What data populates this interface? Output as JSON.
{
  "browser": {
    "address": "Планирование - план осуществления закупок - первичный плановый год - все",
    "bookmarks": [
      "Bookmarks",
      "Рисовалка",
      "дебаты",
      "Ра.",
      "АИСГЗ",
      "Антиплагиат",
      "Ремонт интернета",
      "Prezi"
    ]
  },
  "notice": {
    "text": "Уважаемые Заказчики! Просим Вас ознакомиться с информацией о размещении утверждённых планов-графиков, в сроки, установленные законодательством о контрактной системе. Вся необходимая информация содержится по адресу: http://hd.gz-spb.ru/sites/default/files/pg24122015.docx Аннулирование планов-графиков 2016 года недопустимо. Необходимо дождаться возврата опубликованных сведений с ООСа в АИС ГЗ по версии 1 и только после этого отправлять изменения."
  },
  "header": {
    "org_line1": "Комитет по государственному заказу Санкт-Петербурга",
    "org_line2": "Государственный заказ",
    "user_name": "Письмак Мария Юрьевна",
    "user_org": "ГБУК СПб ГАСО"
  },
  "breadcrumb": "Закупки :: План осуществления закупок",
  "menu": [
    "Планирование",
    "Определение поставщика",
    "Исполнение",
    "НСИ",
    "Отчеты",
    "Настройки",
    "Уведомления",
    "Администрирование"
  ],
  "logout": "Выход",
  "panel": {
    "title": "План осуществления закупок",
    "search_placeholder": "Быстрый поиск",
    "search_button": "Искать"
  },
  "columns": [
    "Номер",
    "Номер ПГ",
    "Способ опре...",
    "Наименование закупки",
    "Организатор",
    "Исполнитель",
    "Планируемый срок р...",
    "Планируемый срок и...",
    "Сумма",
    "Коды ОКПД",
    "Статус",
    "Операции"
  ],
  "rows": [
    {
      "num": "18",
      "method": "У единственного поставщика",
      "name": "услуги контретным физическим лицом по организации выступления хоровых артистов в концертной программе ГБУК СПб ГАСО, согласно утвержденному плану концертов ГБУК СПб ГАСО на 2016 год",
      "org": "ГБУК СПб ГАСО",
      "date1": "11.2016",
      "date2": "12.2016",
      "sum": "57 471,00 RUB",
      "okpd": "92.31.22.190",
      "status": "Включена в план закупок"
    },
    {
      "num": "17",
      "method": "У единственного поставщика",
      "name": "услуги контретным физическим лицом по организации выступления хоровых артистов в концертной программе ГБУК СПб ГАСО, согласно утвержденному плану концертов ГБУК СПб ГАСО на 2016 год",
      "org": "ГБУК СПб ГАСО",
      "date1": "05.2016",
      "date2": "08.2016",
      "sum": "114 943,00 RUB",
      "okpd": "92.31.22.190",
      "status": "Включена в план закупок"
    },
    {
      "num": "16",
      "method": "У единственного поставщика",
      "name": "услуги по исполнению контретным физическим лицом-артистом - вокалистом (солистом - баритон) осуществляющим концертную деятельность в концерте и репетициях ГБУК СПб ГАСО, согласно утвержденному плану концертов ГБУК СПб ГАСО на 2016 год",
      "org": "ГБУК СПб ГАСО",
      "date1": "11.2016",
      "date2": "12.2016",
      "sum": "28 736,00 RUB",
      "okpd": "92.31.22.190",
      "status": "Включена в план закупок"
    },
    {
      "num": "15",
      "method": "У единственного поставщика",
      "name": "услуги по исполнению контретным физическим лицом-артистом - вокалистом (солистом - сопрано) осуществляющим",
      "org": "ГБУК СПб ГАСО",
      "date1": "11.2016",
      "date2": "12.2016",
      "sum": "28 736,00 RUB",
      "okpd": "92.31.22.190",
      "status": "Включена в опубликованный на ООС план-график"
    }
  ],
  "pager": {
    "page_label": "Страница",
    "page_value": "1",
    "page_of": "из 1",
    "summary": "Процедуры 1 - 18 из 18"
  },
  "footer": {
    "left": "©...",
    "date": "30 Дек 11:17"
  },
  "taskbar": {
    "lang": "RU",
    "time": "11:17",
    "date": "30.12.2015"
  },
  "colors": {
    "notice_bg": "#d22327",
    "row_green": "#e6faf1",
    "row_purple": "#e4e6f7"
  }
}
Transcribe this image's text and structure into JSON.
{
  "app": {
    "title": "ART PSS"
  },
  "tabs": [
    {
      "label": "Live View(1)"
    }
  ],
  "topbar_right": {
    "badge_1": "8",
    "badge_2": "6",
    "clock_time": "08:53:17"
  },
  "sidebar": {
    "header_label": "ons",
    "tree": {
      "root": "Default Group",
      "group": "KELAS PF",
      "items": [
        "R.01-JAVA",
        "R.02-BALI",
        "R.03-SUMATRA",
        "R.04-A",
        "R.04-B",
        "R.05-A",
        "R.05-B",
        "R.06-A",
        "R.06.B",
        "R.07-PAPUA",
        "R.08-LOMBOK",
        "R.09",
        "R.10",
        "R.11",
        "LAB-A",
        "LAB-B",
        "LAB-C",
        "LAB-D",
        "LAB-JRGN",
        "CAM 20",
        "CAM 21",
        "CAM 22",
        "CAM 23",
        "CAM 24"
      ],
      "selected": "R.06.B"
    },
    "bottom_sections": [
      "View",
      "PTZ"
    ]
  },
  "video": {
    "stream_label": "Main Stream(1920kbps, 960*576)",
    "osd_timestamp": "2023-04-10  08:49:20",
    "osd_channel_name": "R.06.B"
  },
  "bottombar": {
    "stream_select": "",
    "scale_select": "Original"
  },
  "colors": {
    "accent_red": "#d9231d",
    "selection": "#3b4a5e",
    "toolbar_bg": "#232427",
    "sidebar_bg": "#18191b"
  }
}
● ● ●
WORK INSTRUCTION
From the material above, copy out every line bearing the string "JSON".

WRITTEN ANSWER
What data populates this interface? Output as JSON.
Transcribe this image's text and structure into JSON.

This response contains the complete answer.